**TASK STATEMENT**
Begin at the line containing "What's the underlying" and give again every line to the end of the records, exactly, without the pictures.

Web page and app entries
*****

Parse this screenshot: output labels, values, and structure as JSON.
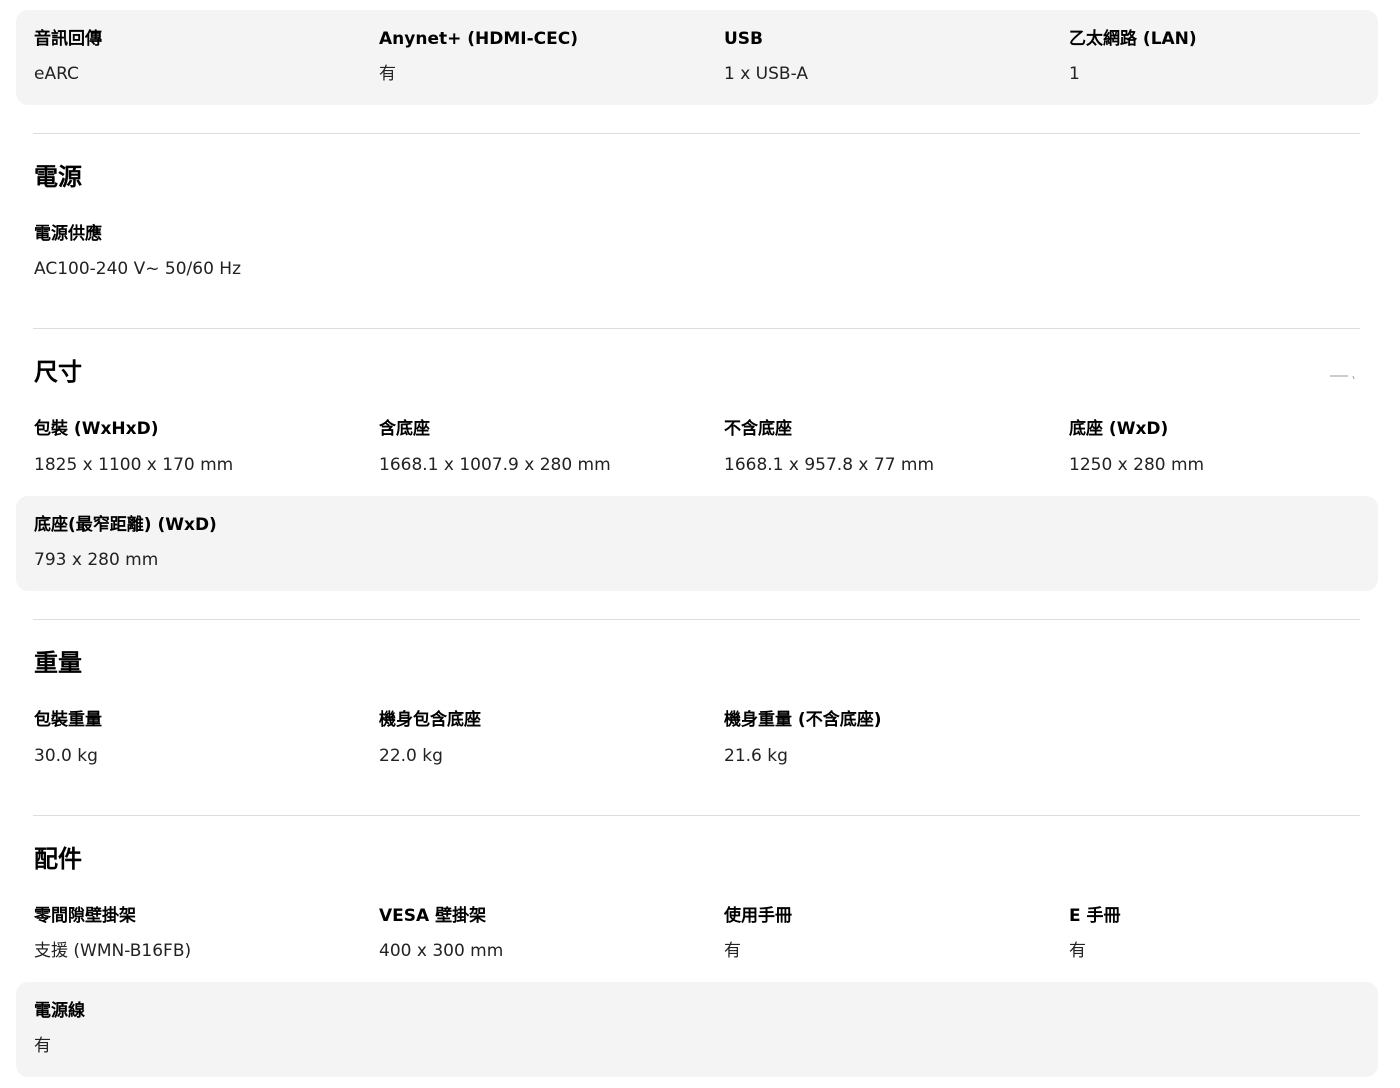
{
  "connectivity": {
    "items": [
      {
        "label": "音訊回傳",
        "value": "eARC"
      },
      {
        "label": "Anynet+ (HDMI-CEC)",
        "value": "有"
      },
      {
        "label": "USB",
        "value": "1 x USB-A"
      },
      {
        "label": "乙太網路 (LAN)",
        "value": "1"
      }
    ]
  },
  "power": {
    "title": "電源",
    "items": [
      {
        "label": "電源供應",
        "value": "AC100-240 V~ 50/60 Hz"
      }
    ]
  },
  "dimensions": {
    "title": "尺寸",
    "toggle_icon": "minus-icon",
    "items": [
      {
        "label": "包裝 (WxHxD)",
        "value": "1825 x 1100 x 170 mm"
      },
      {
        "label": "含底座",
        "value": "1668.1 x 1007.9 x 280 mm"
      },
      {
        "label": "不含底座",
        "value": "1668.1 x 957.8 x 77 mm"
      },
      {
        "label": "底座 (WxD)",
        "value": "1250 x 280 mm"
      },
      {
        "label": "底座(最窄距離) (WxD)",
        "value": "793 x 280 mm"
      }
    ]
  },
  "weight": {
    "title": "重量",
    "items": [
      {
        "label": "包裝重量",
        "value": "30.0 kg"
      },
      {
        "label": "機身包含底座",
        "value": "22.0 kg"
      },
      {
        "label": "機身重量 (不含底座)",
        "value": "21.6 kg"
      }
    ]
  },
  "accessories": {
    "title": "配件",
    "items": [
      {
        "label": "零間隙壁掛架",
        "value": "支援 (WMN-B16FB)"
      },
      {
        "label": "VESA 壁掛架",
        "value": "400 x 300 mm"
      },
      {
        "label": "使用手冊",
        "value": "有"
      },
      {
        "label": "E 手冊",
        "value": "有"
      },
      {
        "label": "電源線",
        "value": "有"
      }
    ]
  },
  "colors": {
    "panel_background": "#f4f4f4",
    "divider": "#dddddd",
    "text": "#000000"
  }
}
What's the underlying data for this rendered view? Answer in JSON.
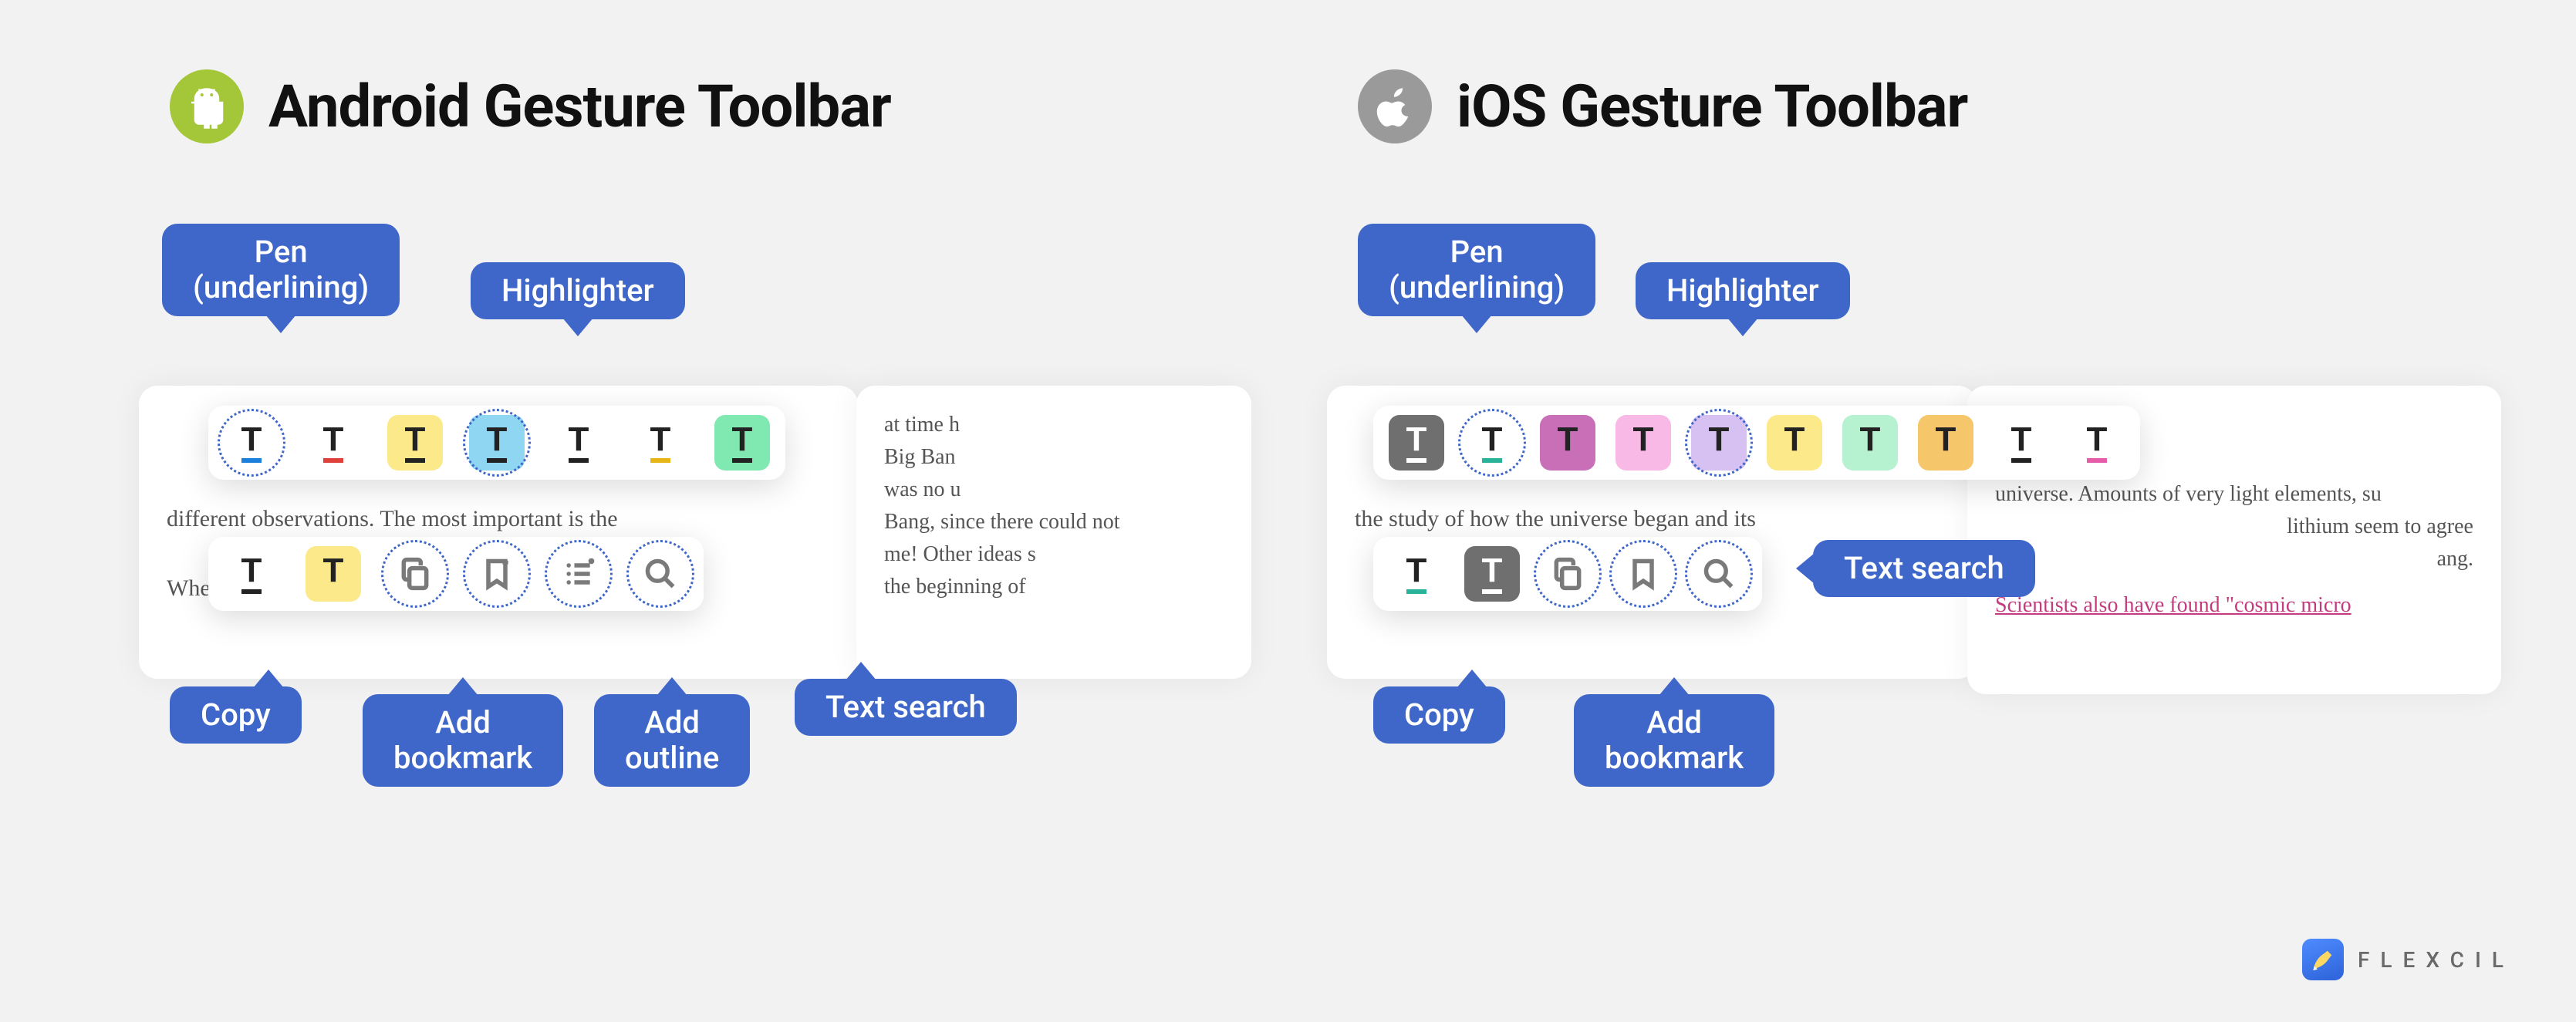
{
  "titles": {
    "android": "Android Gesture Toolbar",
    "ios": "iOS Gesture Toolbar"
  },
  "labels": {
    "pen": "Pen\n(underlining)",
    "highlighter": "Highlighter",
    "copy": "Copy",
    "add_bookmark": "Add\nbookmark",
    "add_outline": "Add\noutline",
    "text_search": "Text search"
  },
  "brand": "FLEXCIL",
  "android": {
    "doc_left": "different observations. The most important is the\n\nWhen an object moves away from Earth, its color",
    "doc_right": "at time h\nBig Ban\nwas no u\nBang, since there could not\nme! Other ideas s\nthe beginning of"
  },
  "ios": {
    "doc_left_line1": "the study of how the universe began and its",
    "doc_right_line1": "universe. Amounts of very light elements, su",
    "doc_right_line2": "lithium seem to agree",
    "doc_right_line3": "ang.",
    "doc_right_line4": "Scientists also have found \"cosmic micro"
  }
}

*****

**SOLUTION TO THIS EXERCISE**
What's the underlying data for this rendered view? Answer in JSON.
{
  "titles": {
    "android": "Android Gesture Toolbar",
    "ios": "iOS Gesture Toolbar"
  },
  "labels": {
    "pen": "Pen\n(underlining)",
    "highlighter": "Highlighter",
    "copy": "Copy",
    "add_bookmark": "Add\nbookmark",
    "add_outline": "Add\noutline",
    "text_search": "Text search"
  },
  "brand": "FLEXCIL",
  "android": {
    "doc_left": "different observations. The most important is the\n\nWhen an object moves away from Earth, its color",
    "doc_right": "at time h\nBig Ban\nwas no u\nBang, since there could not\nme! Other ideas s\nthe beginning of"
  },
  "ios": {
    "doc_left_line1": "the study of how the universe began and its",
    "doc_right_line1": "universe. Amounts of very light elements, su",
    "doc_right_line2": "lithium seem to agree",
    "doc_right_line3": "ang.",
    "doc_right_line4": "Scientists also have found \"cosmic micro"
  }
}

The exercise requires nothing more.